  2. ^ Daniel J. Bernstein, Niels Duif, Tanja Lange, Peter Schwabe, and Bo-Yin Yang (2011-09-26). "High-speed high-security signatures". Journal of Cryptographic Engineering. 2 (77): 77–89. doi:10.1007/s13389-012-0027-1. Retrieved 2016-11-14. 
  3. ^ Alfred J. Menezes, Paul C. van Oorschot, and Scott A. Vanstone (October 1996). "11: Digital Signatures" (PDF). Handbook of Applied Cryptography. CRC Press. ISBN 0-8493-8523-7. Retrieved 2016-11-14. 
  4. ^ Daniel J. Bernstein (2008-05-01). "Protecting communications against forgery" (PDF). Algorithmic Number Theory.
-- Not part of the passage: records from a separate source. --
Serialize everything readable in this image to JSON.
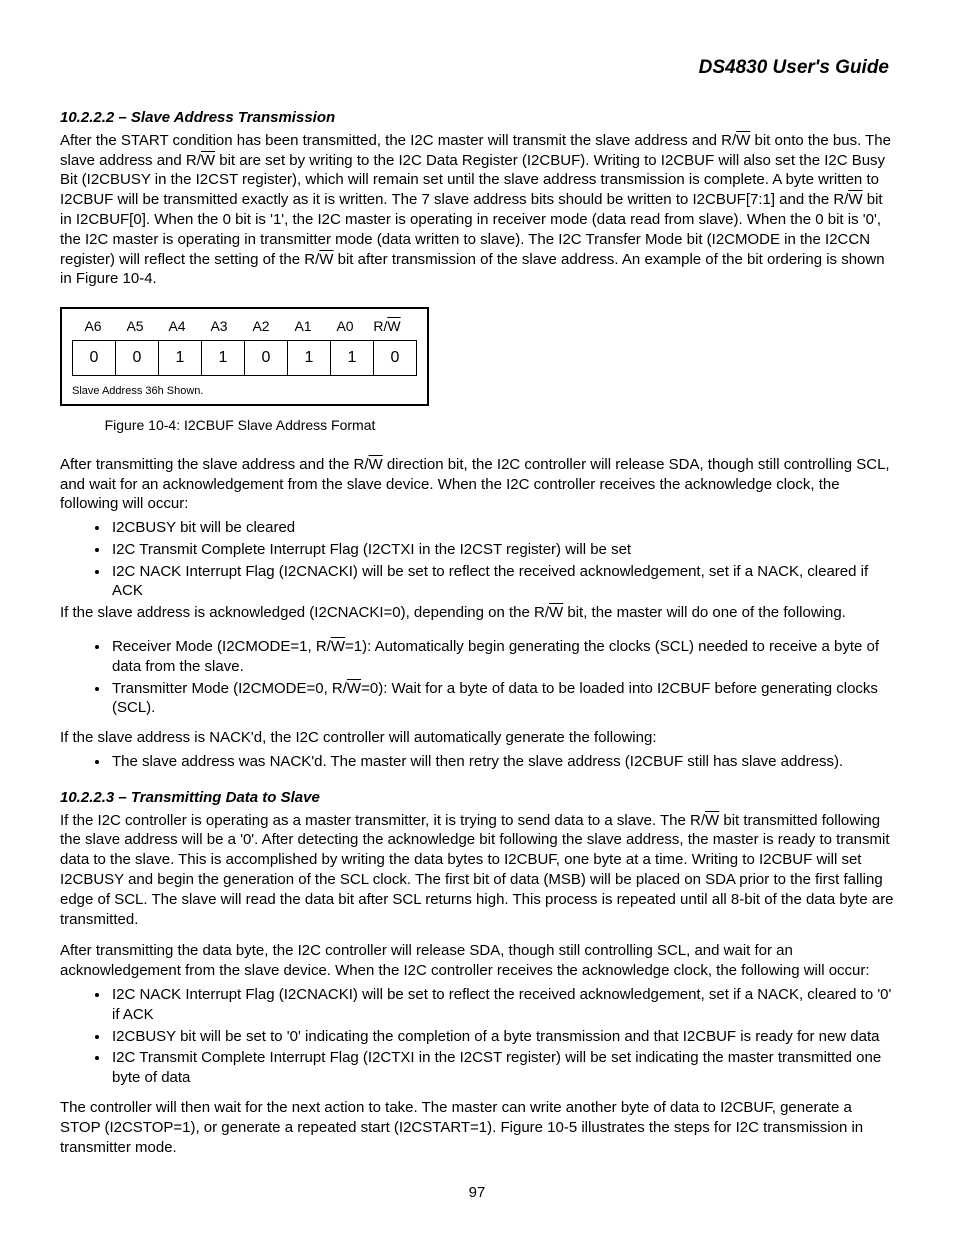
{
  "header": {
    "title": "DS4830 User's Guide"
  },
  "sec1": {
    "heading": "10.2.2.2 – Slave Address Transmission",
    "p1_a": "After the START condition has been transmitted, the I2C master will transmit the slave address and R/",
    "p1_b": " bit onto the bus. The slave address and R/",
    "p1_c": " bit are set by writing to the I2C Data Register (I2CBUF). Writing to I2CBUF will also set the I2C Busy Bit (I2CBUSY in the I2CST register), which will remain set until the slave address transmission is complete. A byte written to I2CBUF will be transmitted exactly as it is written. The 7 slave address bits should be written to I2CBUF[7:1] and the R/",
    "p1_d": " bit in I2CBUF[0]. When the 0 bit is '1', the I2C master is operating in receiver mode (data read from slave). When the 0 bit is '0', the I2C master is operating in transmitter mode (data written to slave). The I2C Transfer Mode bit (I2CMODE in the I2CCN register) will reflect the setting of the R/",
    "p1_e": " bit after transmission of the slave address. An example of the bit ordering is shown in Figure 10-4."
  },
  "fig": {
    "headers": [
      "A6",
      "A5",
      "A4",
      "A3",
      "A2",
      "A1",
      "A0",
      "R/W"
    ],
    "cells": [
      "0",
      "0",
      "1",
      "1",
      "0",
      "1",
      "1",
      "0"
    ],
    "inner_caption": "Slave Address 36h Shown.",
    "num": "Figure 10-4:",
    "label": "I2CBUF Slave Address Format"
  },
  "after_fig": {
    "p2_a": "After transmitting the slave address and the R/",
    "p2_b": " direction bit, the I2C controller will release SDA, though still controlling SCL, and wait for an acknowledgement from the slave device. When the I2C controller receives the acknowledge clock, the following will occur:"
  },
  "list_a": {
    "li1": "I2CBUSY bit will be cleared",
    "li2": "I2C Transmit Complete Interrupt Flag (I2CTXI in the I2CST register) will be set",
    "li3": "I2C NACK Interrupt Flag (I2CNACKI) will be set to reflect the received acknowledgement, set if a NACK, cleared if ACK",
    "p_after_a": "If the slave address is acknowledged (I2CNACKI=0), depending on the R/",
    "p_after_b": " bit, the master will do one of the following."
  },
  "list_b": {
    "li1_a": "Receiver Mode (I2CMODE=1, R/",
    "li1_b": "=1): Automatically begin generating the clocks (SCL) needed to receive a byte of data from the slave.",
    "li2_a": "Transmitter Mode (I2CMODE=0, R/",
    "li2_b": "=0): Wait for a byte of data to be loaded into I2CBUF before generating clocks (SCL)."
  },
  "nack_para": "If the slave address is NACK'd, the I2C controller will automatically generate the following:",
  "list_c": {
    "li1": "The slave address was NACK'd. The master will then retry the slave address (I2CBUF still has slave address)."
  },
  "sec2": {
    "heading": "10.2.2.3 – Transmitting Data to Slave",
    "p1_a": "If the I2C controller is operating as a master transmitter, it is trying to send data to a slave. The R/",
    "p1_b": " bit transmitted following the slave address will be a '0'. After detecting the acknowledge bit following the slave address, the master is ready to transmit data to the slave. This is accomplished by writing the data bytes to I2CBUF, one byte at a time. Writing to I2CBUF will set I2CBUSY and begin the generation of the SCL clock. The first bit of data (MSB) will be placed on SDA prior to the first falling edge of SCL. The slave will read the data bit after SCL returns high. This process is repeated until all 8-bit of the data byte are transmitted.",
    "p2": "After transmitting the data byte, the I2C controller will release SDA, though still controlling SCL, and wait for an acknowledgement from the slave device. When the I2C controller receives the acknowledge clock, the following will occur:"
  },
  "list_d": {
    "li1": "I2C NACK Interrupt Flag (I2CNACKI) will be set to reflect the received acknowledgement, set if a NACK, cleared to '0' if ACK",
    "li2": "I2CBUSY bit will be set to '0' indicating the completion of a byte transmission and that I2CBUF is ready for new data",
    "li3": "I2C Transmit Complete Interrupt Flag (I2CTXI in the I2CST register) will be set indicating the master transmitted one byte of data"
  },
  "last_para": "The controller will then wait for the next action to take. The master can write another byte of data to I2CBUF, generate a STOP (I2CSTOP=1), or generate a repeated start (I2CSTART=1). Figure 10-5 illustrates the steps for I2C transmission in transmitter mode.",
  "page_number": "97"
}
MSRI Publications. 44. §5: Public-key signatures, pp. 543–545. Retrieved 2016-11-14.